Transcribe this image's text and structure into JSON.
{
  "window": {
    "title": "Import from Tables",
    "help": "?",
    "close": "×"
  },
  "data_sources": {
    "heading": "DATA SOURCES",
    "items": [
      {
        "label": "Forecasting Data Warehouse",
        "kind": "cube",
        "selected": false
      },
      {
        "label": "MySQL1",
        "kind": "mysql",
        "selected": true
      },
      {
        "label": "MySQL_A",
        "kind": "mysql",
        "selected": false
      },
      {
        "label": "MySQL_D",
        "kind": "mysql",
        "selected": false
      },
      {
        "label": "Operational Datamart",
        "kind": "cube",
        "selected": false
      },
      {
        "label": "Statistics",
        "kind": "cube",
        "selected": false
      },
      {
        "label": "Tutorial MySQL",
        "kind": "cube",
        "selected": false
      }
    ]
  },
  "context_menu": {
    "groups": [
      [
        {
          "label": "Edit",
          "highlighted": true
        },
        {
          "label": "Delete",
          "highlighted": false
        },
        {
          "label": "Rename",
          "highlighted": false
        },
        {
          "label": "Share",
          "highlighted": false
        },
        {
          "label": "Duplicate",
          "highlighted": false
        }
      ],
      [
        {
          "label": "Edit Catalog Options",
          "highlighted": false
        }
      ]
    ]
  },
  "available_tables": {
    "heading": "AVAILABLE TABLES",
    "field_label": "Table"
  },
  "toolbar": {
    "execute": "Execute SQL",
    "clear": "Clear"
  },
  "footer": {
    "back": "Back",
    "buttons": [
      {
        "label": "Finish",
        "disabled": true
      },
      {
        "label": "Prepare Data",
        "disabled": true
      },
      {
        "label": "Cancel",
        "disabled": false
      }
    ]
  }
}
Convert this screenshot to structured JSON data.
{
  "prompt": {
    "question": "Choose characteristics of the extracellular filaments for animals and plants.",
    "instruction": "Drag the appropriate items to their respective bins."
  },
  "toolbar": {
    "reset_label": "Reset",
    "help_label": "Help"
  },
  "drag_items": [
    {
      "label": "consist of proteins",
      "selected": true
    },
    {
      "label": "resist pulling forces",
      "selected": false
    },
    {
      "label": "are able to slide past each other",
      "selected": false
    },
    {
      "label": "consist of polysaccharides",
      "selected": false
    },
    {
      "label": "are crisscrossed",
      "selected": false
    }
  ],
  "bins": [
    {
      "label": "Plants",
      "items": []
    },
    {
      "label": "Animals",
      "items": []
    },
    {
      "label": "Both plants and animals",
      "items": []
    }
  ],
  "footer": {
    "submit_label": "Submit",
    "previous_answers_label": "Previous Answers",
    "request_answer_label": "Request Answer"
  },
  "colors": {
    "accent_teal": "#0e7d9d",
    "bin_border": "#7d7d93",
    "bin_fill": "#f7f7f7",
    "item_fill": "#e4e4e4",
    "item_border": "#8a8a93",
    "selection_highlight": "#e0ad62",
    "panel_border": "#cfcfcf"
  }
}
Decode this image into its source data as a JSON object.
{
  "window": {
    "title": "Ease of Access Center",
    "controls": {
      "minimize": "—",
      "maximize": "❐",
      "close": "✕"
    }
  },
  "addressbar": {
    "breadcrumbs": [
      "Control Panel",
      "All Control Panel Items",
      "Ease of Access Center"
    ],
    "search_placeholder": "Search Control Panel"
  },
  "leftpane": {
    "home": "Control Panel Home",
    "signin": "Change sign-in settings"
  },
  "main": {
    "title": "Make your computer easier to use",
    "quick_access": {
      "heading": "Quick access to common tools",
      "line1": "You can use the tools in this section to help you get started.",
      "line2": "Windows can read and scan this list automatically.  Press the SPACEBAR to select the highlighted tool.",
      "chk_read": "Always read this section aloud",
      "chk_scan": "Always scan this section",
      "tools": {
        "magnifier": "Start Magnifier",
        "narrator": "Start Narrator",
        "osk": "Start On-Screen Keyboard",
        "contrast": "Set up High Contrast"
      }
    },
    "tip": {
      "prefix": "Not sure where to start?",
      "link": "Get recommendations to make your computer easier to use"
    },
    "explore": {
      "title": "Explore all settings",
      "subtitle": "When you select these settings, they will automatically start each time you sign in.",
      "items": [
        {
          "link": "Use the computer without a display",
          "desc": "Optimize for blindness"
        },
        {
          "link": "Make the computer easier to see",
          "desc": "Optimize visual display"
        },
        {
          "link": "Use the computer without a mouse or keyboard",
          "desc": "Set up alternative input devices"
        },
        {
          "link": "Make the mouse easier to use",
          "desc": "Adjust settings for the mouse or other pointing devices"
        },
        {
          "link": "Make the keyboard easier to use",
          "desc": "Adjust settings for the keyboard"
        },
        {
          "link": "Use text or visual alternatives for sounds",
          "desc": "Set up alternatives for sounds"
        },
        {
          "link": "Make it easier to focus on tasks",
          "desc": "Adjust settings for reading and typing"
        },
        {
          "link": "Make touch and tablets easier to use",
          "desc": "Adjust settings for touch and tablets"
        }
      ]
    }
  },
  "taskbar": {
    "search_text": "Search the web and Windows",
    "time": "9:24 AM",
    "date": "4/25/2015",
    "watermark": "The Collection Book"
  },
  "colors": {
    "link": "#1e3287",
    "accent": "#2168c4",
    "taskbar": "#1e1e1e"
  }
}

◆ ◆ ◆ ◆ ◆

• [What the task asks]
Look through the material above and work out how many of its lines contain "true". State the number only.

• [Result]
5